The Bristol community came together on Sunday to conduct a large-scale food drive for the . The parking lot of was turned into a makeshift headquarters for drop-off, collection and sorting of hundreds of non-perishable food items. The food drive was sponsored by the Bristol Rotary Club, with help from the .
“It feels so good to give out to those less fortunate, especially now with the way the economy it is,” said Cidalia Rodrigues, President of Bristol Rotary Club and Vice President of BankNewport.
Rodrigues said the group collected and delivered 150 boxes last year, and expected to do at least the same this year. She said the Rotary Club delivered plastic bags to people’s doors two weeks ago asking for donations to be put inside the bags and left outside on the day of the drive. On Sunday, fire trucks—sirens on—and volunteers drove the streets of Bristol collecting the items, then delivering them to the white tent in the bank parking lot, where items were separated into various categories including pasta, veggies and desserts.

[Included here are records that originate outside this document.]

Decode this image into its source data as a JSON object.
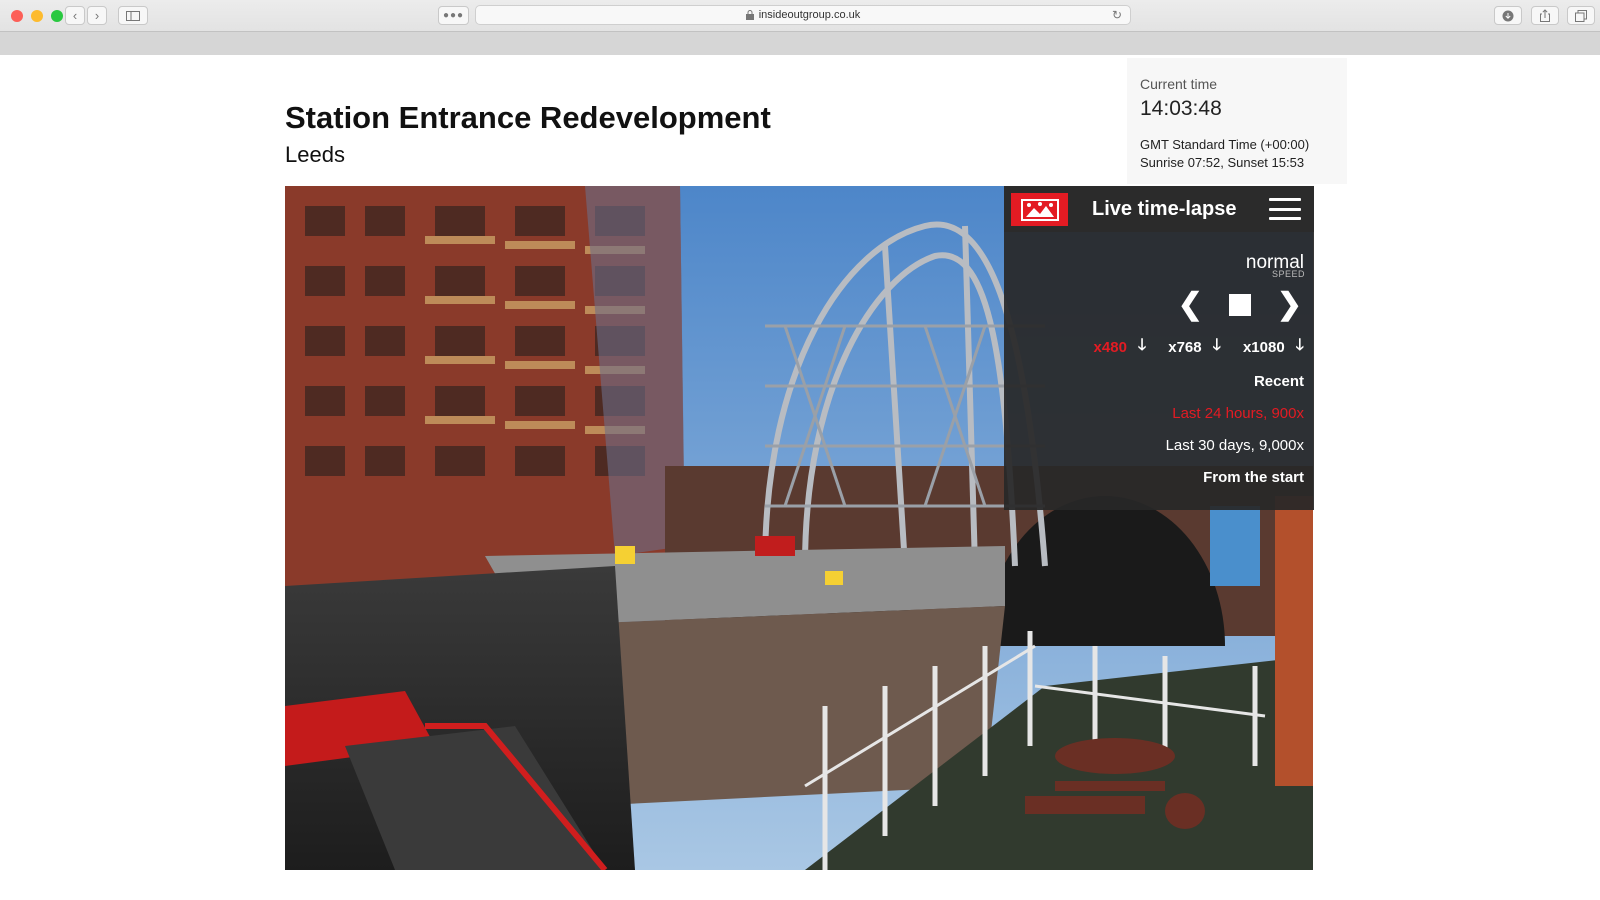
{
  "browser": {
    "url": "insideoutgroup.co.uk",
    "reader_icon": "dots-icon",
    "back_icon": "chevron-left-icon",
    "forward_icon": "chevron-right-icon"
  },
  "page": {
    "title": "Station Entrance Redevelopment",
    "subtitle": "Leeds"
  },
  "time_panel": {
    "label": "Current time",
    "time": "14:03:48",
    "timezone": "GMT Standard Time (+00:00)",
    "sun": "Sunrise 07:52, Sunset 15:53"
  },
  "timelapse": {
    "title": "Live time-lapse",
    "speed_value": "normal",
    "speed_label": "SPEED",
    "prev_glyph": "❮",
    "next_glyph": "❯",
    "sizes": [
      {
        "label": "x480",
        "active": true
      },
      {
        "label": "x768",
        "active": false
      },
      {
        "label": "x1080",
        "active": false
      }
    ],
    "download_glyph": "🡓",
    "recent_heading": "Recent",
    "periods": [
      {
        "label": "Last 24 hours, 900x",
        "active": true
      },
      {
        "label": "Last 30 days, 9,000x",
        "active": false
      },
      {
        "label": "From the start",
        "active": false
      }
    ]
  },
  "colors": {
    "accent": "#e31b23",
    "panel_bg": "#282828"
  }
}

Weather was favorable and spirits were high during the event. A group of women spontaneously burst into song, singing “On the Road to Mandalay,” a Rotary Club favorite. Others passed out coffee while chatting with friends and neighbors.
Eleven-year-old Ellie Knapman, whose mother is part of the Rotary Club, has participated in the event since she was a small child.
“It feels good to be part of something in the community,” she said.
Diane Verdolotti, who was overseeing a group of 20 to 30 students from , echoed the sentiment.
“It’s almost like Christmas or Thanksgiving. We look forward to this,” she said.
Meanwhile, over at Bristol Good Neighbors, Executive Director Ann Wiard and volunteers were prepping a pasta and meatball dinner for the food drive volunteers. Wiard said they used food from the pantry donated by the community for the meal. She said the drive was one of the biggest of the year with most of the food going into monthly food bags at the pantry and the rest being used by the kitchen for meals.
“We’re able to exist because of food drives like this,” Wiard said. “It enables us to use our funding resources for other important programs.”